“I know, but destiny is one of those irresistible forces none of us can control, even though I did try.” He took Jared’s hand and gave it a firm shake. Their gazes met and held. After a moment, he released it and looked upward. “I hear you, Séamus. Time for me to go back.” He looked at Margo again. “Name your first daughter Raquel. Okay? Hey, if it’s a boy, name him after his Uncle Nick.”
Nick’s face transformed back into Raquel’s. The blood returned, though no longer flowing. Her eyes closed, and she released her final breath.
Jared remained at Raquel’s side with Margo until the paramedics arrived. Nick was already gone, of course. Back, he’d said. “Do dead lawyers really go to Heaven?” Mrs. Brown asked, echoing Jared’s thoughts.
“This one did,” Margo said, leaning against Jared’s arm. “He was good to me.”
Steph nodded and sniffled. “Yeah.” She turned her red-rimmed eyes on Jared. “And you have to live up to that, buster.”
“I’m not sure if I’m more surprised by what we just witnessed, or by the news that he was…my brother.”
Margo took his hand in hers and faced him. “He’s still here.” She pressed her palm against his chest, over his heart. “And he’s given us both an incredible gift.”
Jared pulled her into his arms, cradling her against his chest. “He’s given us the future.”
“I never thought I’d say this to you, but I’m impressed,” Séamus said upon Nick’s return.
Still numbed by all his experiences, Nick blinked several times before he realized it was all over. Raquel was dead and he was back where he belonged. Resignation eased through him and he gave Séamus a nod. “Thanks.”
Séamus patted Nick on the shoulder. “Well done. Your promotion is in the works now.”
“Good to hear.” Nick walked over to the monitor and peered down at the scene he’d left a few moments ago. Seeing Jared and Margo together didn’t upset him now. Instead, it made him smile. This was as it should be. Fate. Destiny. More….
“Not only did you learn about sacrifice, but also to forgive.”

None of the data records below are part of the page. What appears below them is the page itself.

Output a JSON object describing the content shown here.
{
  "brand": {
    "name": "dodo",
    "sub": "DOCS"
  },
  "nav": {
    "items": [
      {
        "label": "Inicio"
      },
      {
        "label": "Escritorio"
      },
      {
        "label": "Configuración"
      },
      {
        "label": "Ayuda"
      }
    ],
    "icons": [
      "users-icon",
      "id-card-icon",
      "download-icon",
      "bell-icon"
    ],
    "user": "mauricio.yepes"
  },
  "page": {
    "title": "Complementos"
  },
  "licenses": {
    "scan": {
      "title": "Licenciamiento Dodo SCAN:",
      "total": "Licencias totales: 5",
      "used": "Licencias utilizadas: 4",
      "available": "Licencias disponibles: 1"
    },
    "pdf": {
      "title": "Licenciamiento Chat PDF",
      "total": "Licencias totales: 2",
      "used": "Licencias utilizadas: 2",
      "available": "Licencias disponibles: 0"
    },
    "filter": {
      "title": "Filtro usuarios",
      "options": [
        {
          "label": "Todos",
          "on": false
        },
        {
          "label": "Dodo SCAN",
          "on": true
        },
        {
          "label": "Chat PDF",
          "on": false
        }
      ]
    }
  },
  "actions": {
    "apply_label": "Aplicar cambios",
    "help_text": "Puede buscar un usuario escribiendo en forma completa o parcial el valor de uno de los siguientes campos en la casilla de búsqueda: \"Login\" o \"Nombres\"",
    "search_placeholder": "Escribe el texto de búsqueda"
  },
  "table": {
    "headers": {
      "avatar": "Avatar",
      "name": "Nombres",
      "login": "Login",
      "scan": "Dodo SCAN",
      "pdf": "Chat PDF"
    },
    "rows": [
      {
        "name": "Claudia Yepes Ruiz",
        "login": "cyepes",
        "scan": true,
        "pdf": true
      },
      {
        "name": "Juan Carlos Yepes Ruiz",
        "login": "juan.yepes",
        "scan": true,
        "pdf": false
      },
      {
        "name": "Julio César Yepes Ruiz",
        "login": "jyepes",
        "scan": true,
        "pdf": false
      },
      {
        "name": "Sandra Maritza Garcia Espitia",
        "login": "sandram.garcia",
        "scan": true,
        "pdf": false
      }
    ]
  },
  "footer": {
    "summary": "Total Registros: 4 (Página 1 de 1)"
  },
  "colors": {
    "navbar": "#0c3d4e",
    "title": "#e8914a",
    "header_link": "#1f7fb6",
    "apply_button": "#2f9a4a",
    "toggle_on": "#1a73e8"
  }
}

Nick turned to face Séamus again, his heart oddly at peace. “All that’s left now is love.”
Copyright © 2004 by Deb Stover.
Copyright © 2017 Arc Manor LLC. All Rights Reserved.
Copyright © 2017 Arc Manor